Scan the entries that follow for the word "http", then report every line in which it appears.

-- DATA PROVIDED follows --

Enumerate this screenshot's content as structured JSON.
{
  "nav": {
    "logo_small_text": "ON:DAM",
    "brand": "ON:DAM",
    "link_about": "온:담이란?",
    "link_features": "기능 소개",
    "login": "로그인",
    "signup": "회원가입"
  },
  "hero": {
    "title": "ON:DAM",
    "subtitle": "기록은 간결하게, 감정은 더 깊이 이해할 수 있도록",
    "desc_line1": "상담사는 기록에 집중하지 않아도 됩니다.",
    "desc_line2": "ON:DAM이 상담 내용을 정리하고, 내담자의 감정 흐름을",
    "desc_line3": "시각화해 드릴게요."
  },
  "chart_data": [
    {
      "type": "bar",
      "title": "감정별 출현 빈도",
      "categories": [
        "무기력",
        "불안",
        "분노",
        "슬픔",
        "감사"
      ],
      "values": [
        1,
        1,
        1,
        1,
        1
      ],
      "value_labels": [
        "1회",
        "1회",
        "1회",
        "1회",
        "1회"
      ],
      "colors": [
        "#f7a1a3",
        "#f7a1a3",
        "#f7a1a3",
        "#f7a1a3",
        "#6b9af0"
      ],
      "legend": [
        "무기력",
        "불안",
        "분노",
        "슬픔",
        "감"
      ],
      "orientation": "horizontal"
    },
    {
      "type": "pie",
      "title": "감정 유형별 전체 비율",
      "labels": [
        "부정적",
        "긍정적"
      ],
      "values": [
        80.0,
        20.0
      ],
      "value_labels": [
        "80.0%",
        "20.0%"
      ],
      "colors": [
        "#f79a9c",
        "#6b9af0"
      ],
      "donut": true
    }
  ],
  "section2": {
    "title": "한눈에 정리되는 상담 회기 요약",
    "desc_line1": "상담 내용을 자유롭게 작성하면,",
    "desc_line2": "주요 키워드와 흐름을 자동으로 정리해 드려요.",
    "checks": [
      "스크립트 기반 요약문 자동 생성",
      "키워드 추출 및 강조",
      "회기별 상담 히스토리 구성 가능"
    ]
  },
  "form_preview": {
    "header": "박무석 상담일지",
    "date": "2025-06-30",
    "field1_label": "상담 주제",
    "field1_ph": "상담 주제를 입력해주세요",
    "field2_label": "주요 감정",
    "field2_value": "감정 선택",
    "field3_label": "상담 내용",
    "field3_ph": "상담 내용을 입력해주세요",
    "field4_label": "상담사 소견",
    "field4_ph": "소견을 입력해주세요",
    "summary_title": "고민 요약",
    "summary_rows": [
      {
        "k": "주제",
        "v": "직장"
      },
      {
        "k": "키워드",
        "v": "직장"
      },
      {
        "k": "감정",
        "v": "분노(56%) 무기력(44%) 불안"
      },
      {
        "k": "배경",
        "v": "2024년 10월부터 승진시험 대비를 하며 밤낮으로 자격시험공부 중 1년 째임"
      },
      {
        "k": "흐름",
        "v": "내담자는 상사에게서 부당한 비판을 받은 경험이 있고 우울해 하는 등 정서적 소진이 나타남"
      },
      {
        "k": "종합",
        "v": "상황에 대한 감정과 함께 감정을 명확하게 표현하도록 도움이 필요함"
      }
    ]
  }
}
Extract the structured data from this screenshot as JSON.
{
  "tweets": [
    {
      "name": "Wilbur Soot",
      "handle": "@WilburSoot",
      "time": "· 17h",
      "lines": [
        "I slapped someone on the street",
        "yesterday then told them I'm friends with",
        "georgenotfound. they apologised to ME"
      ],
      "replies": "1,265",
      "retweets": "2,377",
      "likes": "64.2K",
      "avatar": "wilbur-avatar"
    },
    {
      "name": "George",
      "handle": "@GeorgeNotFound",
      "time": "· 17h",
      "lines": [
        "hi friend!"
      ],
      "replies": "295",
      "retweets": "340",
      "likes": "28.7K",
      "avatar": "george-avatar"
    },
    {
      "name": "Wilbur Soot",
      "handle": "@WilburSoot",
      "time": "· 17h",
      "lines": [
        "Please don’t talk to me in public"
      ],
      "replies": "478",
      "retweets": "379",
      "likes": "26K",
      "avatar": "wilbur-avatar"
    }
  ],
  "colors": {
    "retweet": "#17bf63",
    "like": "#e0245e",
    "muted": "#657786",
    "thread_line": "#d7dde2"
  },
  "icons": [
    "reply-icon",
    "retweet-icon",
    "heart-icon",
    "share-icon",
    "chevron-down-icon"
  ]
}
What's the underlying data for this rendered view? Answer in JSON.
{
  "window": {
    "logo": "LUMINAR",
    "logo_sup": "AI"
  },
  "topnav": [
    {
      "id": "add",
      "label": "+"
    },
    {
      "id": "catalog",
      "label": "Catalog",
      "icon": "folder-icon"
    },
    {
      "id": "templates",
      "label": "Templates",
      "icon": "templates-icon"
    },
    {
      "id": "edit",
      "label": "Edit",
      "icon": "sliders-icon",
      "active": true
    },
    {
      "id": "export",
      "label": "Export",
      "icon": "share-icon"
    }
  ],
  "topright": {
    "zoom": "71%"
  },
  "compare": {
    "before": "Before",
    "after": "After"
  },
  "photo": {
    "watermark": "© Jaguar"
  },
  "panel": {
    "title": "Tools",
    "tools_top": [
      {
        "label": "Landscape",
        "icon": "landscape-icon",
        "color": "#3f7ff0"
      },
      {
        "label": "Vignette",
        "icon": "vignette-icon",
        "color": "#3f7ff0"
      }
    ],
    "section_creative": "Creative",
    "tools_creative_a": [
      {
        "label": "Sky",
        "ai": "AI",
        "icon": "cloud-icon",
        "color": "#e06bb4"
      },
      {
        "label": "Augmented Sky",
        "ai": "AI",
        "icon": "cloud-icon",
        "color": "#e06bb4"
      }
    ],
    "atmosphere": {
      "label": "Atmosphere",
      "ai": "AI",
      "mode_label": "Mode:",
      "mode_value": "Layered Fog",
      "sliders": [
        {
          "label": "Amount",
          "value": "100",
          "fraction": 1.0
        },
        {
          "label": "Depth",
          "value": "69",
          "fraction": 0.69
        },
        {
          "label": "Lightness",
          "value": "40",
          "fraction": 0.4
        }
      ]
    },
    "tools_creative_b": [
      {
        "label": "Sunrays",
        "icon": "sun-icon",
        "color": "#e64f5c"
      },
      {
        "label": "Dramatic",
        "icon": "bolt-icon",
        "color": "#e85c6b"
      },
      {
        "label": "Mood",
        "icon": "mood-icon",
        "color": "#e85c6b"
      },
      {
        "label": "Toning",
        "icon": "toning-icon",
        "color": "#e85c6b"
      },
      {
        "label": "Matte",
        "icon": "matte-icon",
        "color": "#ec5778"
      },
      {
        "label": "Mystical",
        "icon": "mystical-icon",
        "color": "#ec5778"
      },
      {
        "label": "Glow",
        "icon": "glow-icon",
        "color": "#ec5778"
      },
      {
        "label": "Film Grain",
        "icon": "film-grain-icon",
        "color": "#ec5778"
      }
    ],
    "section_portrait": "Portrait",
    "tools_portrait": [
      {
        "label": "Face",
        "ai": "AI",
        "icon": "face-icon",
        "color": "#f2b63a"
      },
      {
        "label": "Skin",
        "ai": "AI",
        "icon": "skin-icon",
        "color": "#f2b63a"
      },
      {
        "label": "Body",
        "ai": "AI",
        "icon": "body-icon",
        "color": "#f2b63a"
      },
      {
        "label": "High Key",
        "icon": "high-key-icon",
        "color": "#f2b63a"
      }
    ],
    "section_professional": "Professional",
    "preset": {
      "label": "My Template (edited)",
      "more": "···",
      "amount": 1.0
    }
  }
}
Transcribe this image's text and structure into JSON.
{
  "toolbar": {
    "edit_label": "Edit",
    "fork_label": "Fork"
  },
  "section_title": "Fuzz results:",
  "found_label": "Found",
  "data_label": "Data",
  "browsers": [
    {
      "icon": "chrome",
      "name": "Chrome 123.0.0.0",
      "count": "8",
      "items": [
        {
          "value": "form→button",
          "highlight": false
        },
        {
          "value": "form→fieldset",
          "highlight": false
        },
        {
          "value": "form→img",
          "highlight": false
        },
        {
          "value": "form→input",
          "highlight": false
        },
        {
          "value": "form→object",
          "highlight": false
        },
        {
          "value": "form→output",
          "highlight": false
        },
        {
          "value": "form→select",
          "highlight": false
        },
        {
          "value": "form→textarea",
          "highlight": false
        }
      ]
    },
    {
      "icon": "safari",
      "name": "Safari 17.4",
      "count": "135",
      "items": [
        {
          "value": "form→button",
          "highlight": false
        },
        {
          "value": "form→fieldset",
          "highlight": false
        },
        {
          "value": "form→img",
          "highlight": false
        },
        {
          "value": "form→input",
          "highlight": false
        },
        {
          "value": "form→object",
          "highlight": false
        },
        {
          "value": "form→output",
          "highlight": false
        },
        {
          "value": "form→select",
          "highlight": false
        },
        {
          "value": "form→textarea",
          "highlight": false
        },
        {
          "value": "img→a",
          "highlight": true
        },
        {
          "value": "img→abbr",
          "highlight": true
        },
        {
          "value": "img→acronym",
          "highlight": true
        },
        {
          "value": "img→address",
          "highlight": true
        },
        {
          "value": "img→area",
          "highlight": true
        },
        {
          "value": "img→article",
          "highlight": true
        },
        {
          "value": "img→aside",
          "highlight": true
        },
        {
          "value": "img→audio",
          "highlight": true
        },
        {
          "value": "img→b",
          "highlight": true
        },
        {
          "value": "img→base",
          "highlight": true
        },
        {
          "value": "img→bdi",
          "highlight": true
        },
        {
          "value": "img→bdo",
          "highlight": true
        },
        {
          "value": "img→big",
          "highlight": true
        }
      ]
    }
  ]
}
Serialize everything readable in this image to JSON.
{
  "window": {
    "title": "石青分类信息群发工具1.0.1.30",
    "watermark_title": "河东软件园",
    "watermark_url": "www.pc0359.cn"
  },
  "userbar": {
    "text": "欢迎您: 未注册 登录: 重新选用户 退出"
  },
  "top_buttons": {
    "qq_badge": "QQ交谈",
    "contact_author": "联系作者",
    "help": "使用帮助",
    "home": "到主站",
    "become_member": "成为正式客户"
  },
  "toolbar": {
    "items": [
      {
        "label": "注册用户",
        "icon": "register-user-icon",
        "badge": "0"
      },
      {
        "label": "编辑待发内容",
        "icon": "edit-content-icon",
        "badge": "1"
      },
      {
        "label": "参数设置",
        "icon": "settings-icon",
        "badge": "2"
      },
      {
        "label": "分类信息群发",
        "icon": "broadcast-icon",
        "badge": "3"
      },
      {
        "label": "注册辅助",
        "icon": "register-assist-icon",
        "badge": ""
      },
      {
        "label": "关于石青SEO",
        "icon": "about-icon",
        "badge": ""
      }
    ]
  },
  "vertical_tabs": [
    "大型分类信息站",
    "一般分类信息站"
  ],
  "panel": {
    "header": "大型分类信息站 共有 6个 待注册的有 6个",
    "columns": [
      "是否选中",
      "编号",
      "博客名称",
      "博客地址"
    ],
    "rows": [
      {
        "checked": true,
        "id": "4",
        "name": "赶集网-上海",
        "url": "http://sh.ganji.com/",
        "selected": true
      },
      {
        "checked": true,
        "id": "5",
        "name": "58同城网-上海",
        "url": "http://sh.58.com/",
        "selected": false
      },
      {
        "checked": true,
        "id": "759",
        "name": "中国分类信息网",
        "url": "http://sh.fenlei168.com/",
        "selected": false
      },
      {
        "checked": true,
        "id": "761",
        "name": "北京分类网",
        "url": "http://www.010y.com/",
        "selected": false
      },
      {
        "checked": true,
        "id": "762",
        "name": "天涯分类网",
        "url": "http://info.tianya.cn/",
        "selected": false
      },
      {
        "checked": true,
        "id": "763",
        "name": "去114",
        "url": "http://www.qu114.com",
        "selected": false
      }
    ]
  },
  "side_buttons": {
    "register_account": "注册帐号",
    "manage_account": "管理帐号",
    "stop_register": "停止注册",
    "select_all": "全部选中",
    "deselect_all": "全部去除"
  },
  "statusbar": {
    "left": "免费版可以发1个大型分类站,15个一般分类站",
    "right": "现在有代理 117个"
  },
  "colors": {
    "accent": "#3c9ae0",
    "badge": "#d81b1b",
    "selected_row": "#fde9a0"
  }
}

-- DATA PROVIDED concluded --

__SOLUTION TO THIS PROBLEM__
        "url": "http://sh.ganji.com/",
        "url": "http://sh.58.com/",
        "url": "http://sh.fenlei168.com/",
        "url": "http://www.010y.com/",
        "url": "http://info.tianya.cn/",
        "url": "http://www.qu114.com",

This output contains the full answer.